Report all lines of the data below that hold the word "level".

= Excerpts from an interface dataset =
###
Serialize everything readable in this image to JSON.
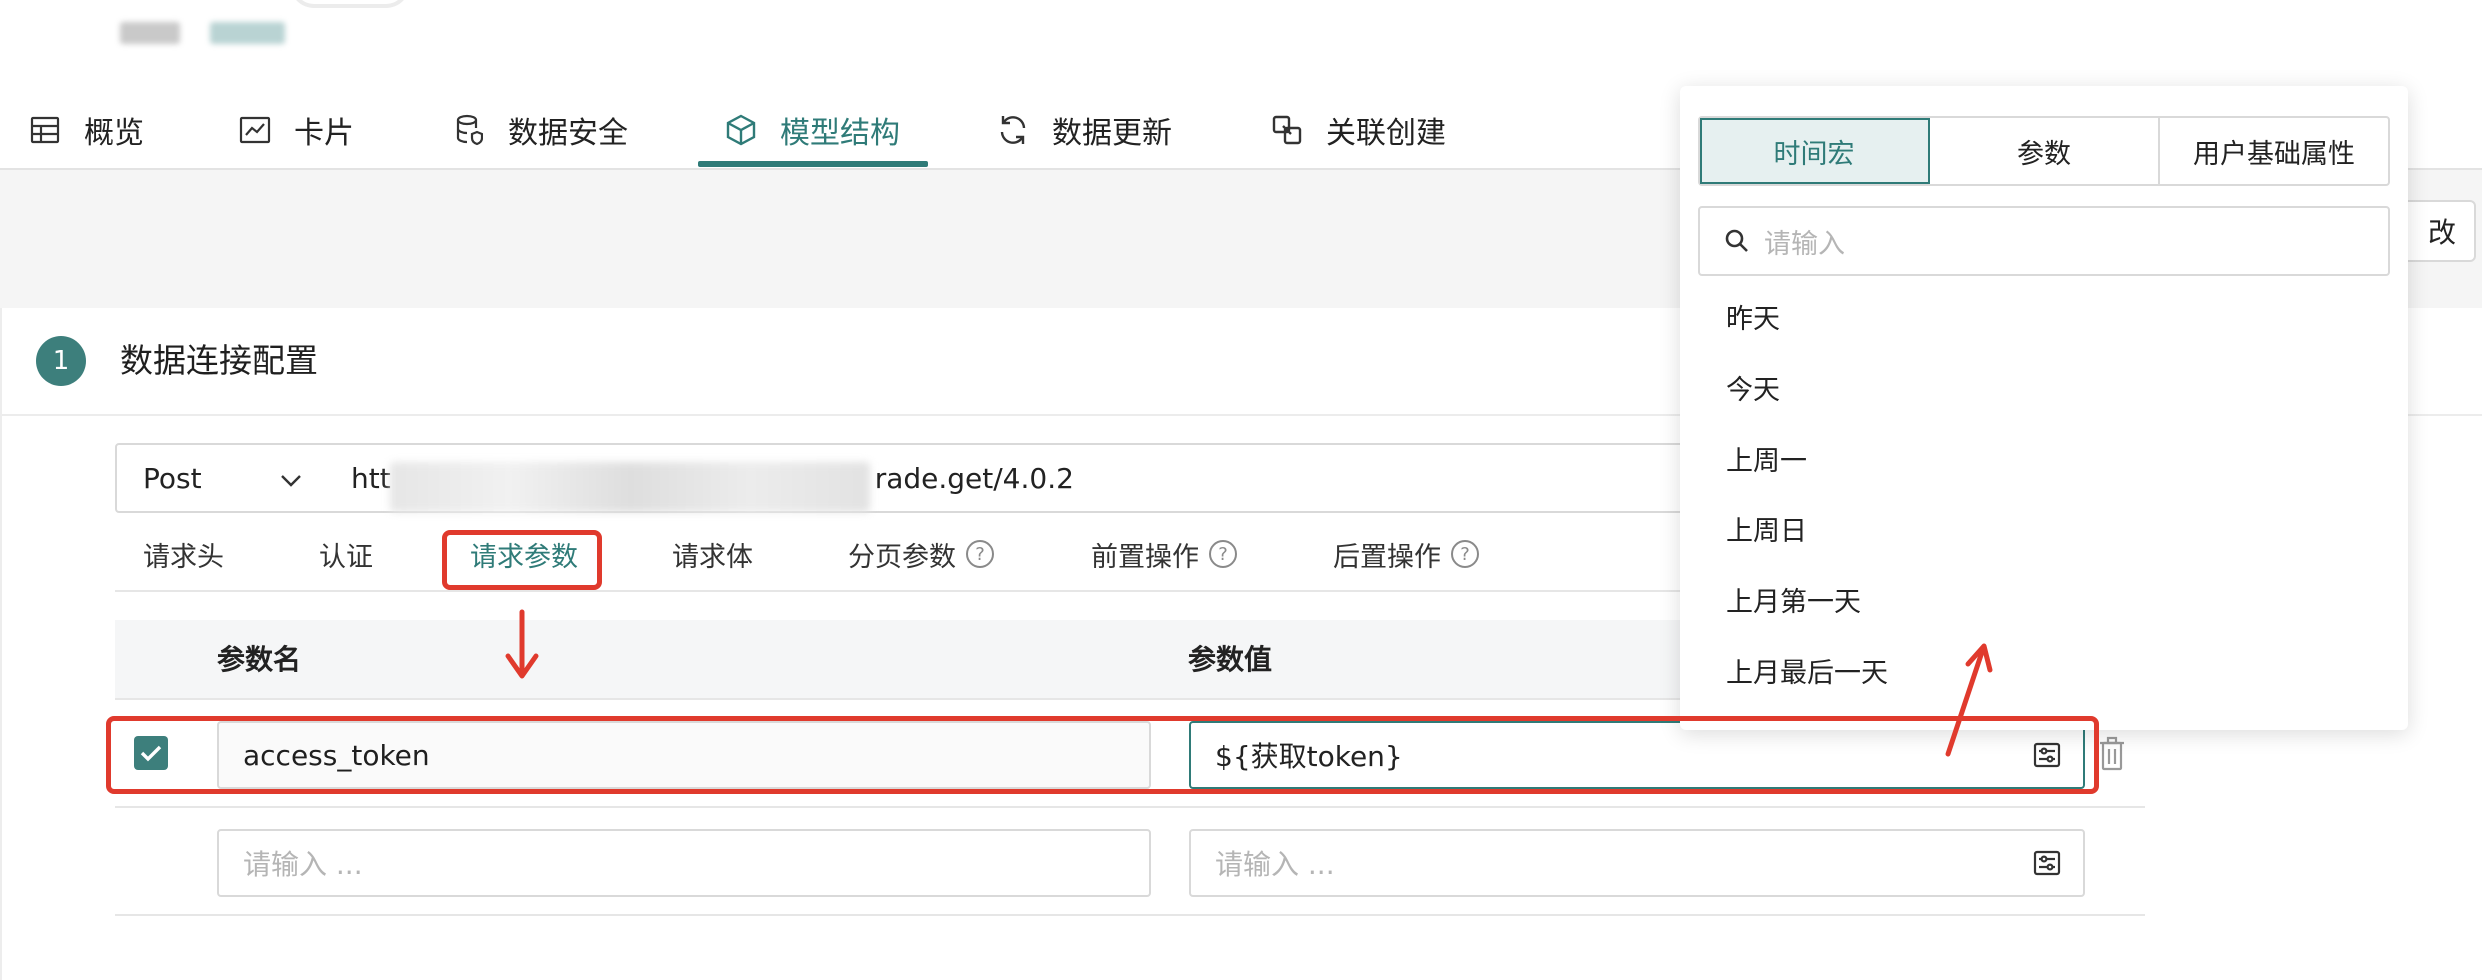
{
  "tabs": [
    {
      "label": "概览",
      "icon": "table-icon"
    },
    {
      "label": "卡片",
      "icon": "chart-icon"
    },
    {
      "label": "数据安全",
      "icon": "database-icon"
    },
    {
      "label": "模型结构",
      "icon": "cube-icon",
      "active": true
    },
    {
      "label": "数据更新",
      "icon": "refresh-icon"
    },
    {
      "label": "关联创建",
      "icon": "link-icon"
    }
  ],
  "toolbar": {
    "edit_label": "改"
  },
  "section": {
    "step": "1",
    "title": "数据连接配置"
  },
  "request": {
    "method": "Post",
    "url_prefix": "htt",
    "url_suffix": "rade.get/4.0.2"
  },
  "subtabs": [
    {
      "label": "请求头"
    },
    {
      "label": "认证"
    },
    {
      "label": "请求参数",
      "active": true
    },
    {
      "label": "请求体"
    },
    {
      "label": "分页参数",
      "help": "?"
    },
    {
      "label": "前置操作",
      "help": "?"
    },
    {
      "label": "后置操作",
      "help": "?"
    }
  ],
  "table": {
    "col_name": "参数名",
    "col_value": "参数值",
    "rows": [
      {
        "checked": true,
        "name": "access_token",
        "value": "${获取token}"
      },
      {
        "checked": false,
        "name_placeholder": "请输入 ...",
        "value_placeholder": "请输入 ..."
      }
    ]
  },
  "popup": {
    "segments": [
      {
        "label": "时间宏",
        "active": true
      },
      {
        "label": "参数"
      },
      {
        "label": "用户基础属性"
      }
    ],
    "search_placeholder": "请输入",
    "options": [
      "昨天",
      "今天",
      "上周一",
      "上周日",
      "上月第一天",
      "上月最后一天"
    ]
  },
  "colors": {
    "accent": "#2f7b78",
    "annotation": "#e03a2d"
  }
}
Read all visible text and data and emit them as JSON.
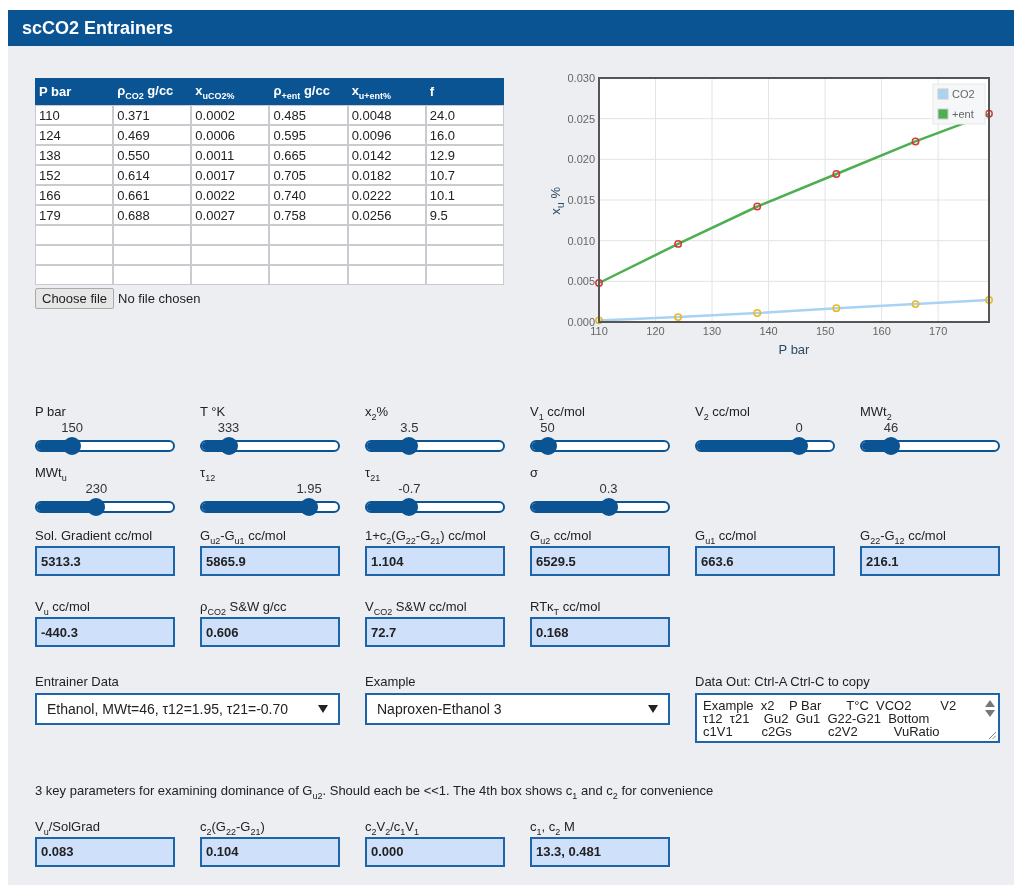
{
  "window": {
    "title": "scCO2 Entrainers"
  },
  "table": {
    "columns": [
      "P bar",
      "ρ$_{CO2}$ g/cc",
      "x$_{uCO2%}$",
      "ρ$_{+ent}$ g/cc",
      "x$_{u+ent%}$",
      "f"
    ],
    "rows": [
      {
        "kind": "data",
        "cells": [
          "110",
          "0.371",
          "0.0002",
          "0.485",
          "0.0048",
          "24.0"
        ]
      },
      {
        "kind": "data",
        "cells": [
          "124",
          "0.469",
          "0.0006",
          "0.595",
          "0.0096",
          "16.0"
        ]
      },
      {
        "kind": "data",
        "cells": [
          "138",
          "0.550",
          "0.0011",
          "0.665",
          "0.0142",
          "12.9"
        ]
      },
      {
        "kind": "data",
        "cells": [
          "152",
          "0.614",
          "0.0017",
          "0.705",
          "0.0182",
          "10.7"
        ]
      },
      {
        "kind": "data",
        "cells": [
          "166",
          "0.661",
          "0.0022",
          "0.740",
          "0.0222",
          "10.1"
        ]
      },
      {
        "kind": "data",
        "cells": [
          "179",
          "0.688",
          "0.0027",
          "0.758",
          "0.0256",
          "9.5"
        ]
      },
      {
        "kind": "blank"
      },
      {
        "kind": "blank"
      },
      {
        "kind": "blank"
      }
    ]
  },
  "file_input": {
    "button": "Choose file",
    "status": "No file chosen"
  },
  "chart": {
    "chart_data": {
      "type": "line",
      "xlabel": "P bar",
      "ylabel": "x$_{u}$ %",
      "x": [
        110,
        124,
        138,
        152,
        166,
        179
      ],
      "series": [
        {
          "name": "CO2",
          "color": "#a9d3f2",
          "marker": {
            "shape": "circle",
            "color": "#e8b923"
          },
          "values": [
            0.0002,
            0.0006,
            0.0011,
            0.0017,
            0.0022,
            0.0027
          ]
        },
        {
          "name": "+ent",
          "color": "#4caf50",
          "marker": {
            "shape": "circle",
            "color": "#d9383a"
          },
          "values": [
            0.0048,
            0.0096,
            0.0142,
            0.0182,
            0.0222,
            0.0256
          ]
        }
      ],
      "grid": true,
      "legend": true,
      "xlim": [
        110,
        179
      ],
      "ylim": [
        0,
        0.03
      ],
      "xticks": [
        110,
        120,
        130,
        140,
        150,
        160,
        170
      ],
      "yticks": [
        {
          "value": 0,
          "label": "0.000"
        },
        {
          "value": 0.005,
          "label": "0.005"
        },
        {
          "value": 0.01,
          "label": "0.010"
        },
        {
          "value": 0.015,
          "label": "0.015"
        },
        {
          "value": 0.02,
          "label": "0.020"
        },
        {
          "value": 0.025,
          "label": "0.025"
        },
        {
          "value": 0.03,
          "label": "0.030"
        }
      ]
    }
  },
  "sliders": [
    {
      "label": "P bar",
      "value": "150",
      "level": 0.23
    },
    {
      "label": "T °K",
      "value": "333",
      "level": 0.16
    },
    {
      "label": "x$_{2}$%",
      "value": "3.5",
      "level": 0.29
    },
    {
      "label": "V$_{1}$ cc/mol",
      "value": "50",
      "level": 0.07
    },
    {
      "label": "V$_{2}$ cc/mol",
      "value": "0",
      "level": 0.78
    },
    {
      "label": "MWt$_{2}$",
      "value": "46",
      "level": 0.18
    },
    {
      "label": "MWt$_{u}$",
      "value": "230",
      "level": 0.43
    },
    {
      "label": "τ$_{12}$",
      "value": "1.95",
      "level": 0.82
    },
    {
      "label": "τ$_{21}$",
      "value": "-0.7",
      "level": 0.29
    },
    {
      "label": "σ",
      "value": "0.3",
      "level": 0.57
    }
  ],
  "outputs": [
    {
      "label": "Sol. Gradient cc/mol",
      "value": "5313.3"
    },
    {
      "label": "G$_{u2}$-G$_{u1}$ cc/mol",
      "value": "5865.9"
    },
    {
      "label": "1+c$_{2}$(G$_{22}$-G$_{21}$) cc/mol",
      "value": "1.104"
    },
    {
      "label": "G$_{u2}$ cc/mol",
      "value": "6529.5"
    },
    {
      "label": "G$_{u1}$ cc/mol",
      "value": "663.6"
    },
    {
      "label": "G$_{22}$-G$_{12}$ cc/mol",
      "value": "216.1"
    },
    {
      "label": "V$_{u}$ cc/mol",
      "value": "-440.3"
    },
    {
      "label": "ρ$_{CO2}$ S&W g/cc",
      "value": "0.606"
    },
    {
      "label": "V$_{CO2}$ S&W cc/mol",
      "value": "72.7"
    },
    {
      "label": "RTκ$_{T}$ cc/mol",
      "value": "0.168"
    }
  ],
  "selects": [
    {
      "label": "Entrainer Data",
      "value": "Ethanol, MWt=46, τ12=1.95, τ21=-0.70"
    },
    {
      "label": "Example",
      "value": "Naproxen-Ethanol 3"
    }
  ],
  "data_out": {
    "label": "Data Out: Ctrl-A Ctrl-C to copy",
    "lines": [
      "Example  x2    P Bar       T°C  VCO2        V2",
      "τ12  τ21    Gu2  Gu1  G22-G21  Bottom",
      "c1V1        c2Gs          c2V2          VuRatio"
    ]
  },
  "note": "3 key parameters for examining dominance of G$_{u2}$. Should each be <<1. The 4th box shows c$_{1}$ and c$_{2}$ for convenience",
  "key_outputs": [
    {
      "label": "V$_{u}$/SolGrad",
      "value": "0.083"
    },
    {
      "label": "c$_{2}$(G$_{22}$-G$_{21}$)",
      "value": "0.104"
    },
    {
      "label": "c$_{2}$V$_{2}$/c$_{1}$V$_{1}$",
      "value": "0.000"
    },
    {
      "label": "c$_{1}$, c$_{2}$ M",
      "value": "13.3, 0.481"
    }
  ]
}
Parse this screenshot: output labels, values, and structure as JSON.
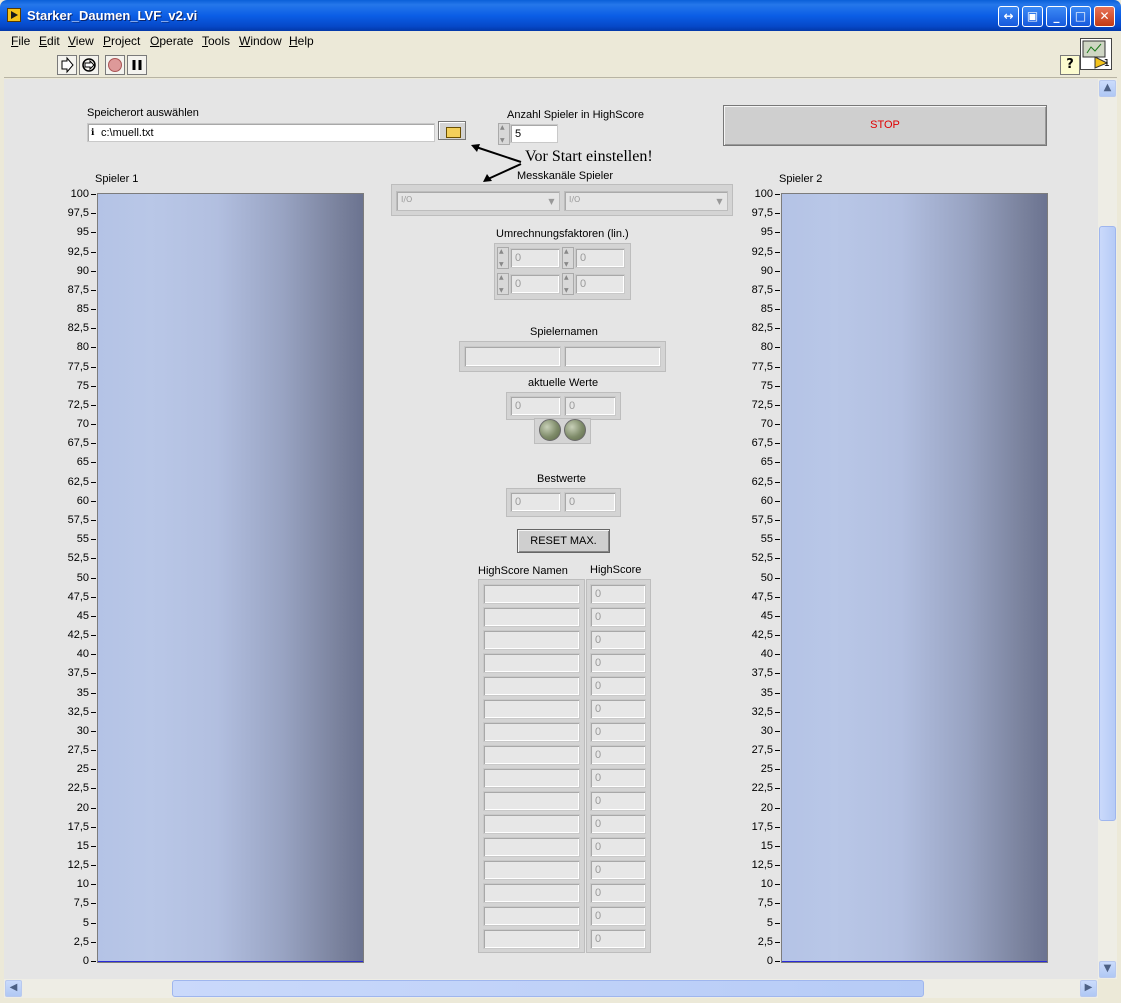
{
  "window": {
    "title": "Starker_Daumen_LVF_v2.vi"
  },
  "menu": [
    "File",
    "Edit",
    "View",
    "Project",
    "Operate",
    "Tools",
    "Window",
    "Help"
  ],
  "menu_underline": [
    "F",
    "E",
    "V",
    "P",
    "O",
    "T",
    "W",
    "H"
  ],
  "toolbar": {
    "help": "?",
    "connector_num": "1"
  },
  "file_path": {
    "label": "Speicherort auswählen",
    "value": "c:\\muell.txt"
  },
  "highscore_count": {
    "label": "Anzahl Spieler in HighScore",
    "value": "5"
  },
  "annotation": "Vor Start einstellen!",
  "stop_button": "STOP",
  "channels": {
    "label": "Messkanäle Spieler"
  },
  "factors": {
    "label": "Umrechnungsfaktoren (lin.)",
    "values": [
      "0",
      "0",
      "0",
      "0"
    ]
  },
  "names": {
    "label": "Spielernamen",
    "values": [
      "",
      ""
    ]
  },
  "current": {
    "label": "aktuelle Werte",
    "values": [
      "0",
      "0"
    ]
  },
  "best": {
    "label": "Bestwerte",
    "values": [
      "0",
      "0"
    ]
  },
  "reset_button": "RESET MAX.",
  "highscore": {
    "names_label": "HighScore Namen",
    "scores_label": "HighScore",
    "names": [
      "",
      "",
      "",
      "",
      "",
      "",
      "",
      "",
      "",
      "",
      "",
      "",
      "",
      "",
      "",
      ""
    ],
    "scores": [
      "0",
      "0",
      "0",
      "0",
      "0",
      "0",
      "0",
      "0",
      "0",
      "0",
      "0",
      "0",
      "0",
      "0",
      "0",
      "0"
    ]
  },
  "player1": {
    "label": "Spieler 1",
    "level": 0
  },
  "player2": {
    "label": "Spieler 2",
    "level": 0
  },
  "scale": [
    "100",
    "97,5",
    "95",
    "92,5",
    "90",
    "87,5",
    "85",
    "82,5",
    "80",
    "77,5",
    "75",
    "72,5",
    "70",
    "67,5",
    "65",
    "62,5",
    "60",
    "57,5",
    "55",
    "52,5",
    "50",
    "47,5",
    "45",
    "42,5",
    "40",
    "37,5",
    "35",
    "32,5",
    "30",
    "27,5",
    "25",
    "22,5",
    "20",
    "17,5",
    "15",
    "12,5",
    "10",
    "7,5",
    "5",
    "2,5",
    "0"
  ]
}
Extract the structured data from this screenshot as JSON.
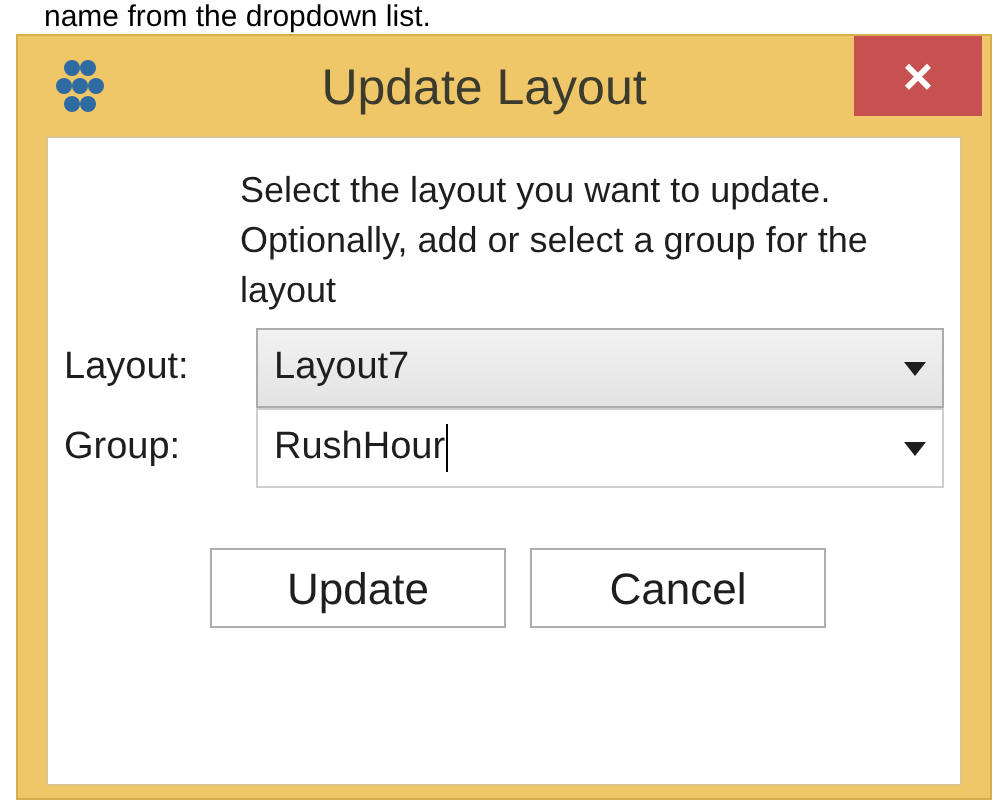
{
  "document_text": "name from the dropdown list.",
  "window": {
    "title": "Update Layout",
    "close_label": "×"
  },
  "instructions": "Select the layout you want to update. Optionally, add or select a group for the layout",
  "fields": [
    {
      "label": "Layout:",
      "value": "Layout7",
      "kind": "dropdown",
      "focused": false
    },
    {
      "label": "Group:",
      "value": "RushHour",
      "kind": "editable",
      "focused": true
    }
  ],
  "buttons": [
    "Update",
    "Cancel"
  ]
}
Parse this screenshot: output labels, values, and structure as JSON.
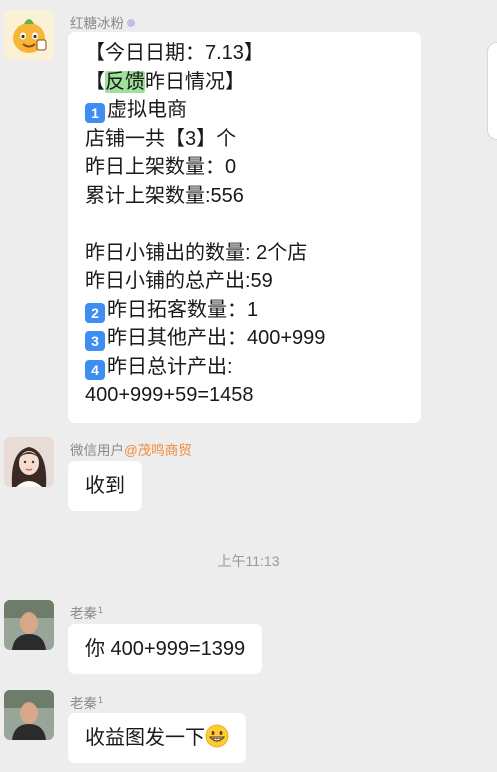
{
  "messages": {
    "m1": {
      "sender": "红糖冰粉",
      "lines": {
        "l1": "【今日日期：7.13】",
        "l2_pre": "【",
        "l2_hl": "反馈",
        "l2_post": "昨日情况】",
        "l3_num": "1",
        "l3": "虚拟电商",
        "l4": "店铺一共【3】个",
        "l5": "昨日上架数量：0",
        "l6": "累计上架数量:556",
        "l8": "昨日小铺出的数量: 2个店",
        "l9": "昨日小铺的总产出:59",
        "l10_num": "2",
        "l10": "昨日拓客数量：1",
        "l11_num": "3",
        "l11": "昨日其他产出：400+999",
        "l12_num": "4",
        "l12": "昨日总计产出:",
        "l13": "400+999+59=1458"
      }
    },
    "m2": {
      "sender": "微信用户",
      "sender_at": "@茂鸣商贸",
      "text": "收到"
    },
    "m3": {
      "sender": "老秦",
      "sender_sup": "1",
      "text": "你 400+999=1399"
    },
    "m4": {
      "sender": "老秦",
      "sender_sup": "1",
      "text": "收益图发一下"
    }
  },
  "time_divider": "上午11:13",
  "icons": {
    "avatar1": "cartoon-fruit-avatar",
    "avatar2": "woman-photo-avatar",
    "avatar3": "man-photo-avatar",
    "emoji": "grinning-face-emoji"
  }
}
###
= WRITTEN ANSWER =
      "level": 0.23
      "level": 0.16
      "level": 0.29
      "level": 0.07
      "level": 0.78
      "level": 0.18
      "level": 0.43
      "level": 0.82
      "level": 0.29
      "level": 0.57
    "level": 0
    "level": 0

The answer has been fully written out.